Thankfully there’s only another month or so to go before the US goes out to vote for its president and all this politicall wrangling will be over. Unless of course these new electronic voting machines fail and we end up woth Florida 2000 all over again, but I digress.
The real reason why I’m posting this is that despite the fact that the elections are happening in another country, over here in Blighty we’ve heard an awful lot about it. The debates between Bush and Kerry and Cheney and Edwards were both broadcast live on BBC1, our main TV channel, although due to time differences this meant that they were on at 2am when there isn’t much else on anyway. They were also repeated on the digital channel BBC Parliament a number of times.
The main news has also had a lot of coverage, including some quite lengthy analysis of the latest twists and turns in the campaigns. And this has been going on for months. I think there are two reasons for this:
- The President of the United States is arguably one of the most important people in the world. Who gets elected may well impact our lives over here – it’s certainly true for the families of soldiers serving in Iraq and Afghanistan, for example – and so it’s important for us to know.
- Your elections are far more interesting than ours. No, really. The nearest thing we have are general elections where we elect a representitive to the House of Commons, with the leader of the party with the most seats becoming Prime Minister. The date of the election is usually only announced a month in advance and the campaigns are far less grand – none of these flashy conventions. We have party conferences but they’re usually quite sombre affairs.

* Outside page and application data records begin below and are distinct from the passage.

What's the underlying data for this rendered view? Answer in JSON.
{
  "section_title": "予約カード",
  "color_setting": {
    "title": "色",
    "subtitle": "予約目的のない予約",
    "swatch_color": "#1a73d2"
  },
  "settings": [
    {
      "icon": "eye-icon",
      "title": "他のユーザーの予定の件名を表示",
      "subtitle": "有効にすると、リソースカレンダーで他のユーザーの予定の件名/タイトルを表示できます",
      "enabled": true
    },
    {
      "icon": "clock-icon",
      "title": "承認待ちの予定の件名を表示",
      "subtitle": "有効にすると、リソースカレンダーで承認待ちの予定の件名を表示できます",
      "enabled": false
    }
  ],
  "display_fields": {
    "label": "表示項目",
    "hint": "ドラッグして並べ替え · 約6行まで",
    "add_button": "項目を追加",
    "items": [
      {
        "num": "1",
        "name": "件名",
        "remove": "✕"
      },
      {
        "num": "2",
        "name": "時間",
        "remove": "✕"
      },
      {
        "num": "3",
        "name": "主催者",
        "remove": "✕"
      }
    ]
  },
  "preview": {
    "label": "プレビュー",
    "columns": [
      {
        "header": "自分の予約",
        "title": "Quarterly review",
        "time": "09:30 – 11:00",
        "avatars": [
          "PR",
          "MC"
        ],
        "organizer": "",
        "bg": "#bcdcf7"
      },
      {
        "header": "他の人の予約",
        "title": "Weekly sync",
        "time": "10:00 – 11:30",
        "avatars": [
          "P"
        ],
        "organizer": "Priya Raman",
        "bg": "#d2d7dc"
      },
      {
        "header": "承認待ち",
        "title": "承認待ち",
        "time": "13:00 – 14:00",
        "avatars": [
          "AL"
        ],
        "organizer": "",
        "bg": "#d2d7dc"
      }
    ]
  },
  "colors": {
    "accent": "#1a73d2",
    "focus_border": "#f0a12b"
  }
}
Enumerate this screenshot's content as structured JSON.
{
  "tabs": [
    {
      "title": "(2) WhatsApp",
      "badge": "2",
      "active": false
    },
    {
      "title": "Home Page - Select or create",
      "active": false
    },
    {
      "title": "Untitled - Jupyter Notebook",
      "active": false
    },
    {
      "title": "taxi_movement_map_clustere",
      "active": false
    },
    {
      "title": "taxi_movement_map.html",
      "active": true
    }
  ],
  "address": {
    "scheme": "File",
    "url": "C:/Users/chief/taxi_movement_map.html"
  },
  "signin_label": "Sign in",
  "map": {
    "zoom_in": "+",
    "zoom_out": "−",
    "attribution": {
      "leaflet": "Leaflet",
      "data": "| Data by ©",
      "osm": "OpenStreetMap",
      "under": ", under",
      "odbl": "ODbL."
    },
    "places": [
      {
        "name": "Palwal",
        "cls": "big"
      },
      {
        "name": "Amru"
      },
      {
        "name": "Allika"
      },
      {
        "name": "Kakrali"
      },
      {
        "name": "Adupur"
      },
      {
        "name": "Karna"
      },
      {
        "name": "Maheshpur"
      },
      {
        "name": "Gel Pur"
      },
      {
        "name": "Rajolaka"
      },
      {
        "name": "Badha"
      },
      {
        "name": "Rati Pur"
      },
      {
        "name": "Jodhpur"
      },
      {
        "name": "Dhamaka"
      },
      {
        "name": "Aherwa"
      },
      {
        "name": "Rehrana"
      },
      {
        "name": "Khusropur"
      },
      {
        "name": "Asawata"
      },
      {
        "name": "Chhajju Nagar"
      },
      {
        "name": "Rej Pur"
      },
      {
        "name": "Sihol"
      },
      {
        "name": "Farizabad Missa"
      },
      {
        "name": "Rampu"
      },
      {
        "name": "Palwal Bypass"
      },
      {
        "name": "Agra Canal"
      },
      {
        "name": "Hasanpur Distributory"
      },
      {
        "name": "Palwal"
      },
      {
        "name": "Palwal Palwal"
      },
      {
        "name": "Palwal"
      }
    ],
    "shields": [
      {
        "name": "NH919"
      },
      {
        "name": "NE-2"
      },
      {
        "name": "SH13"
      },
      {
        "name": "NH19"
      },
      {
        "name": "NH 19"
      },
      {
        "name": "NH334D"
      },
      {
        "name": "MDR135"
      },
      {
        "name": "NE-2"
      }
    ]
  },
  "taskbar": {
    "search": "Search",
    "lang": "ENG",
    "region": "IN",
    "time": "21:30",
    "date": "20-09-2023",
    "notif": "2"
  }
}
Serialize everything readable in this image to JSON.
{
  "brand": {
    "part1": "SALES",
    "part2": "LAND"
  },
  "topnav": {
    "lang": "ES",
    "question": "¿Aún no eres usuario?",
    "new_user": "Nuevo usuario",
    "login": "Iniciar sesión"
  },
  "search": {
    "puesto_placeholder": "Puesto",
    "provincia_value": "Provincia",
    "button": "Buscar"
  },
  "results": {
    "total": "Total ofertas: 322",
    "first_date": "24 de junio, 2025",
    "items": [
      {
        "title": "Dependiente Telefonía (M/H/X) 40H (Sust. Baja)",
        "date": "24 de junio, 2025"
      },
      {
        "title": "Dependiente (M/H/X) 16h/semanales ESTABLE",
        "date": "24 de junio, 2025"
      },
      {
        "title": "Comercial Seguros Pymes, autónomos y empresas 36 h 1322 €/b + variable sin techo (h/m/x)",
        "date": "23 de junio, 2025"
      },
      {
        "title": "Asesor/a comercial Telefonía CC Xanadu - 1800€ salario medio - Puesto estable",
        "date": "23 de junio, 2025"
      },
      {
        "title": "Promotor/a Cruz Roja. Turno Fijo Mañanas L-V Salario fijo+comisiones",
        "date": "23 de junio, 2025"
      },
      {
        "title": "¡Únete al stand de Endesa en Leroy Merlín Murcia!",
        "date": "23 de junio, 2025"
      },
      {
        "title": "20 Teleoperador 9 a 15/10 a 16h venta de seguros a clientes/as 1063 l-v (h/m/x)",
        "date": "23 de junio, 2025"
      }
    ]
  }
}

American politics is quite fascinating, maybe because it is quite different to how things happen over here. Whether that’s a good thing, I don’t know, but it sure makes interesting viewing.